Some Medicare patients may receive more intensive follow-up care after hospitalization to keep them from being readmitted.
The law changes some payments to doctors, hospitals and other providers. It reduces payments to Medicare Advantage, and some companies offering these plans may charge higher premiums or cut benefits.
High-income beneficiaries will continue to see higher premiums for Medicare Part B and Part D prescription plans.
My employer provides my health coverage. How does the ruling affect me?
If you like your employer's coverage, keep it and do nothing. If you find you can't afford it or you don't like the benefits, in 2014 you'll be able to buy coverage through your state's health insurance exchange, an online marketplace where companies compete for consumers. If you have a low to middle income, you may be eligible for a subsidy to help with the cost. For example, an individual with income of $44,680 now would qualify for a refundable tax credit to purchase insurance on the exchange.
What happens if I don't buy health insurance? Could I go to jail?
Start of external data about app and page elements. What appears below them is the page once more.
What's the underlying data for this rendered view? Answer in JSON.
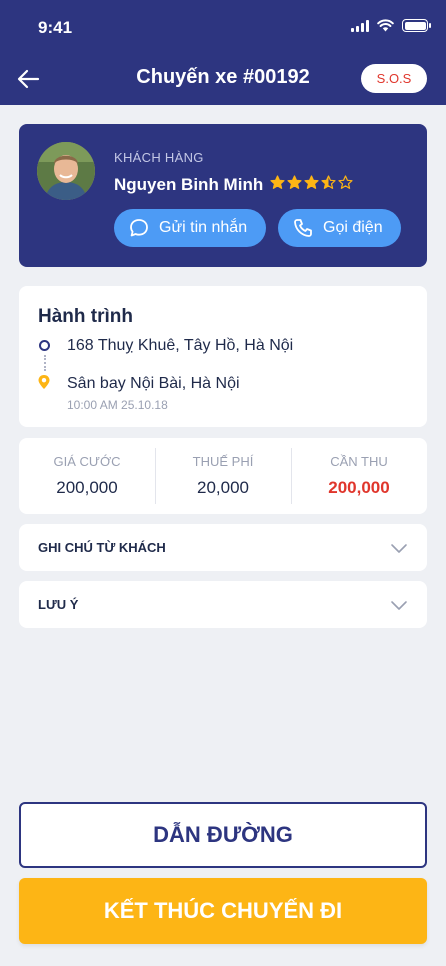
{
  "status_bar": {
    "time": "9:41"
  },
  "header": {
    "title": "Chuyến xe #00192",
    "sos_label": "S.O.S"
  },
  "customer": {
    "label": "KHÁCH HÀNG",
    "name": "Nguyen Binh Minh",
    "rating": 3.5,
    "rating_max": 5,
    "message_label": "Gửi tin nhắn",
    "call_label": "Gọi điện"
  },
  "trip": {
    "title": "Hành trình",
    "from": "168 Thuỵ Khuê, Tây Hồ, Hà Nội",
    "to": "Sân bay Nội Bài, Hà Nội",
    "time": "10:00 AM 25.10.18"
  },
  "fees": [
    {
      "label": "GIÁ CƯỚC",
      "value": "200,000"
    },
    {
      "label": "THUẾ PHÍ",
      "value": "20,000"
    },
    {
      "label": "CẦN THU",
      "value": "200,000"
    }
  ],
  "sections": {
    "note_label": "GHI CHÚ TỪ KHÁCH",
    "warning_label": "LƯU Ý"
  },
  "actions": {
    "navigate_label": "DẪN ĐƯỜNG",
    "finish_label": "KẾT THÚC CHUYẾN ĐI"
  },
  "colors": {
    "primary": "#2d3580",
    "accent_blue": "#4d9bf5",
    "star": "#fdb515",
    "total_red": "#e0362c",
    "finish": "#fdb515"
  }
}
Most taxpayers who do not have health insurance by Jan. 1, 2014, will be required to pay a special tax on their returns. If you have Medicare, Medicaid or insurance through your job, you have insurance. Exempt from the tax are people for whom insurance would cost more than 8 percent of their 2014 income and a few other groups. The annual tax in 2014 is the greater of either 1 percent of income or $95. The amount will increase annually in later years. Jail? No, there is no criminal enforcement. But you could lose all or part of a tax refund.
Next: Will you be able to get health care through Medicaid?